> _What to work on_
Repeat the entries that follow verbatim, without any of their pictures.

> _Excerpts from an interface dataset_
== Segment start ==
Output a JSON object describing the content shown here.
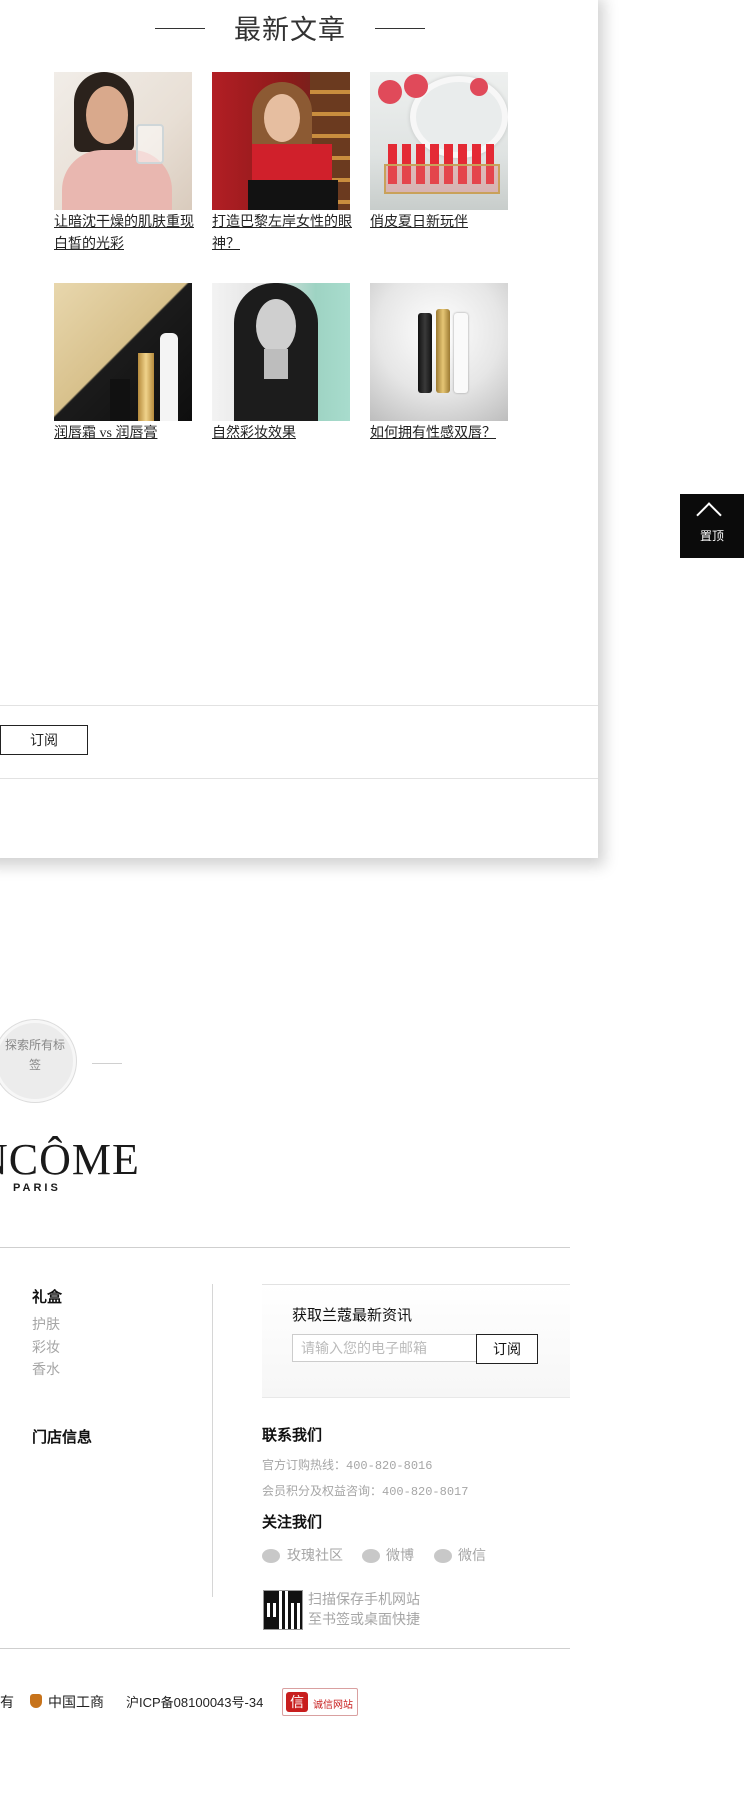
{
  "latest": {
    "title": "最新文章",
    "articles": [
      {
        "caption": "让暗沈干燥的肌肤重现白皙的光彩"
      },
      {
        "caption": "打造巴黎左岸女性的眼神？"
      },
      {
        "caption": "俏皮夏日新玩伴"
      },
      {
        "caption": "润唇霜 vs 润唇膏"
      },
      {
        "caption": "自然彩妆效果"
      },
      {
        "caption": "如何拥有性感双唇？"
      }
    ],
    "subscribe_label": "订阅"
  },
  "back_to_top": {
    "label": "置顶",
    "icon": "chevron-up-icon"
  },
  "explore": {
    "label": "探索所有标签"
  },
  "brand": {
    "logo": "NCÔME",
    "sub": "PARIS"
  },
  "footer": {
    "col1": {
      "heading": "礼盒",
      "links": [
        "护肤",
        "彩妆",
        "香水"
      ],
      "store_heading": "门店信息"
    },
    "newsletter": {
      "title": "获取兰蔻最新资讯",
      "placeholder": "请输入您的电子邮箱",
      "button": "订阅"
    },
    "contact": {
      "heading": "联系我们",
      "hotline_label": "官方订购热线：",
      "hotline": "400-820-8016",
      "member_label": "会员积分及权益咨询：",
      "member": "400-820-8017"
    },
    "follow": {
      "heading": "关注我们",
      "items": [
        {
          "label": "玫瑰社区",
          "icon": "rose-icon"
        },
        {
          "label": "微博",
          "icon": "weibo-icon"
        },
        {
          "label": "微信",
          "icon": "wechat-icon"
        }
      ]
    },
    "qr": {
      "line1": "扫描保存手机网站",
      "line2": "至书签或桌面快捷"
    },
    "bottom": {
      "left": "有",
      "gongshang": "中国工商",
      "icp": "沪ICP备08100043号-34",
      "credit_icon": "信",
      "credit": "诚信网站"
    }
  }
}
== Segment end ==
> _Your solution_
Output a JSON object describing the content shown here.
{
  "latest": {
    "title": "最新文章",
    "articles": [
      {
        "caption": "让暗沈干燥的肌肤重现白皙的光彩"
      },
      {
        "caption": "打造巴黎左岸女性的眼神？"
      },
      {
        "caption": "俏皮夏日新玩伴"
      },
      {
        "caption": "润唇霜 vs 润唇膏"
      },
      {
        "caption": "自然彩妆效果"
      },
      {
        "caption": "如何拥有性感双唇？"
      }
    ],
    "subscribe_label": "订阅"
  },
  "back_to_top": {
    "label": "置顶",
    "icon": "chevron-up-icon"
  },
  "explore": {
    "label": "探索所有标签"
  },
  "brand": {
    "logo": "NCÔME",
    "sub": "PARIS"
  },
  "footer": {
    "col1": {
      "heading": "礼盒",
      "links": [
        "护肤",
        "彩妆",
        "香水"
      ],
      "store_heading": "门店信息"
    },
    "newsletter": {
      "title": "获取兰蔻最新资讯",
      "placeholder": "请输入您的电子邮箱",
      "button": "订阅"
    },
    "contact": {
      "heading": "联系我们",
      "hotline_label": "官方订购热线：",
      "hotline": "400-820-8016",
      "member_label": "会员积分及权益咨询：",
      "member": "400-820-8017"
    },
    "follow": {
      "heading": "关注我们",
      "items": [
        {
          "label": "玫瑰社区",
          "icon": "rose-icon"
        },
        {
          "label": "微博",
          "icon": "weibo-icon"
        },
        {
          "label": "微信",
          "icon": "wechat-icon"
        }
      ]
    },
    "qr": {
      "line1": "扫描保存手机网站",
      "line2": "至书签或桌面快捷"
    },
    "bottom": {
      "left": "有",
      "gongshang": "中国工商",
      "icp": "沪ICP备08100043号-34",
      "credit_icon": "信",
      "credit": "诚信网站"
    }
  }
}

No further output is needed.